### TO DO
Looking at the records below, say how many lines include "npelayanan", and add nothing else.
* * * *
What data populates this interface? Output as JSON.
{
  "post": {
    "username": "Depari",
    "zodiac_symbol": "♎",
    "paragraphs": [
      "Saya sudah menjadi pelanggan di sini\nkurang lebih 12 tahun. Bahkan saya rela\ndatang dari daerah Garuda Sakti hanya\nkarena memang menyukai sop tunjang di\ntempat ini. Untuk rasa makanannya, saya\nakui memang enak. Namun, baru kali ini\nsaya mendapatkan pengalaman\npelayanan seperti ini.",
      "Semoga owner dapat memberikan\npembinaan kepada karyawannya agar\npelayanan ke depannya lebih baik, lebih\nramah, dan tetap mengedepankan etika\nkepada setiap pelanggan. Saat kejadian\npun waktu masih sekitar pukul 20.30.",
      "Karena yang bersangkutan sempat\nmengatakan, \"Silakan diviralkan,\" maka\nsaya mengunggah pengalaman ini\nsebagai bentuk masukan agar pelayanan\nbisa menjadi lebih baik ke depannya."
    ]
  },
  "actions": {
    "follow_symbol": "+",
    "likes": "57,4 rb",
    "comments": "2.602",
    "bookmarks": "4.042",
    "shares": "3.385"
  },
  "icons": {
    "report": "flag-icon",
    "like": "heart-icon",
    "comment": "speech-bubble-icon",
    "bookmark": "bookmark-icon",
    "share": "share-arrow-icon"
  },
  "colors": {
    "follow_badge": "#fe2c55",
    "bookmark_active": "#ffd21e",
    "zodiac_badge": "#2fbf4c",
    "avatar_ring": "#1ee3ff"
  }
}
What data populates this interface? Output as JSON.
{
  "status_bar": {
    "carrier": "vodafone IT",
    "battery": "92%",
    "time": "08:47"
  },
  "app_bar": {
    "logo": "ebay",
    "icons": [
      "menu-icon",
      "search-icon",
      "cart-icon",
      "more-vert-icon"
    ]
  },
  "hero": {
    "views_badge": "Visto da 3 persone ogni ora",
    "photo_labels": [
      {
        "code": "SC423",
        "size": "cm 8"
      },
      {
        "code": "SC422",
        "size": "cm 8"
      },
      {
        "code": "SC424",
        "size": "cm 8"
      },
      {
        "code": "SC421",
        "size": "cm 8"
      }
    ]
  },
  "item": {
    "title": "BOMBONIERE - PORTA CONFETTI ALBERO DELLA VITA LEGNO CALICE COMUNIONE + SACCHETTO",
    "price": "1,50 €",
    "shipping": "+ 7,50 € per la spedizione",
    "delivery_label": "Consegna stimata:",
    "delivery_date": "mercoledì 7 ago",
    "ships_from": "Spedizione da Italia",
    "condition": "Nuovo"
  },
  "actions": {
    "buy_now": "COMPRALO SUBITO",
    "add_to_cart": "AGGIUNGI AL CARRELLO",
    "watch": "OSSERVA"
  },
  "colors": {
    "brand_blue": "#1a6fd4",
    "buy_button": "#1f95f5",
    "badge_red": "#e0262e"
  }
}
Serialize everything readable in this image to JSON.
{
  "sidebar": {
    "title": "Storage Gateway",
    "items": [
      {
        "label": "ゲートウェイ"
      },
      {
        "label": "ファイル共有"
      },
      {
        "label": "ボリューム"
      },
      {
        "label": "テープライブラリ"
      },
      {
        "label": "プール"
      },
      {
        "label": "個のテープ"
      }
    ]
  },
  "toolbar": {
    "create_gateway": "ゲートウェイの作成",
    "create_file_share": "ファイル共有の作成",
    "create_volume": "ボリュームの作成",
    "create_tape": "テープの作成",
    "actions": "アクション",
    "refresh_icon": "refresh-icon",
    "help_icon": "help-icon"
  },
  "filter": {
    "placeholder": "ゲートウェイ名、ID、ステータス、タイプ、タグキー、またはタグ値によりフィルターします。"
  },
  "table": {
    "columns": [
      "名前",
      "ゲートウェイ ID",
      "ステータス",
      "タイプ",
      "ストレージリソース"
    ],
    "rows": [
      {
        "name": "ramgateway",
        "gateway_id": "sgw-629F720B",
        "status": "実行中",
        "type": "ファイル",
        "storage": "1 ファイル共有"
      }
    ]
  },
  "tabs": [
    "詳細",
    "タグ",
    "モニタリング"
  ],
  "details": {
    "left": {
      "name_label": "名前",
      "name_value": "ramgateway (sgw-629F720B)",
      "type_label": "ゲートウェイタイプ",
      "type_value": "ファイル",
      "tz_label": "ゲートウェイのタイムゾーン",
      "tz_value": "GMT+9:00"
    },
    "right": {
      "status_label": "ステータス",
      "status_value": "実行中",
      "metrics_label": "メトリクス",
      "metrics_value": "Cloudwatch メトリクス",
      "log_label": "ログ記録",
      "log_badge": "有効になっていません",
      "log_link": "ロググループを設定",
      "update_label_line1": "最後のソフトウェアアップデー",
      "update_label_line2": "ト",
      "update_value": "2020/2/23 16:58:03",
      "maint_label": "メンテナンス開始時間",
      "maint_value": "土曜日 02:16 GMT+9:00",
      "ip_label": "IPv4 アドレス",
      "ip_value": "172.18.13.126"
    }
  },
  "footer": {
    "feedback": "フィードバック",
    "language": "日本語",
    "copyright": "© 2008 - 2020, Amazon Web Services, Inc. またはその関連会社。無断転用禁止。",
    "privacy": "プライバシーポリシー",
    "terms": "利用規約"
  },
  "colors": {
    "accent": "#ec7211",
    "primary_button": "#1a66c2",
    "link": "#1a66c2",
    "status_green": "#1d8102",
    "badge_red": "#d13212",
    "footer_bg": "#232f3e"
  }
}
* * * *
### YOUR SOLUTION
2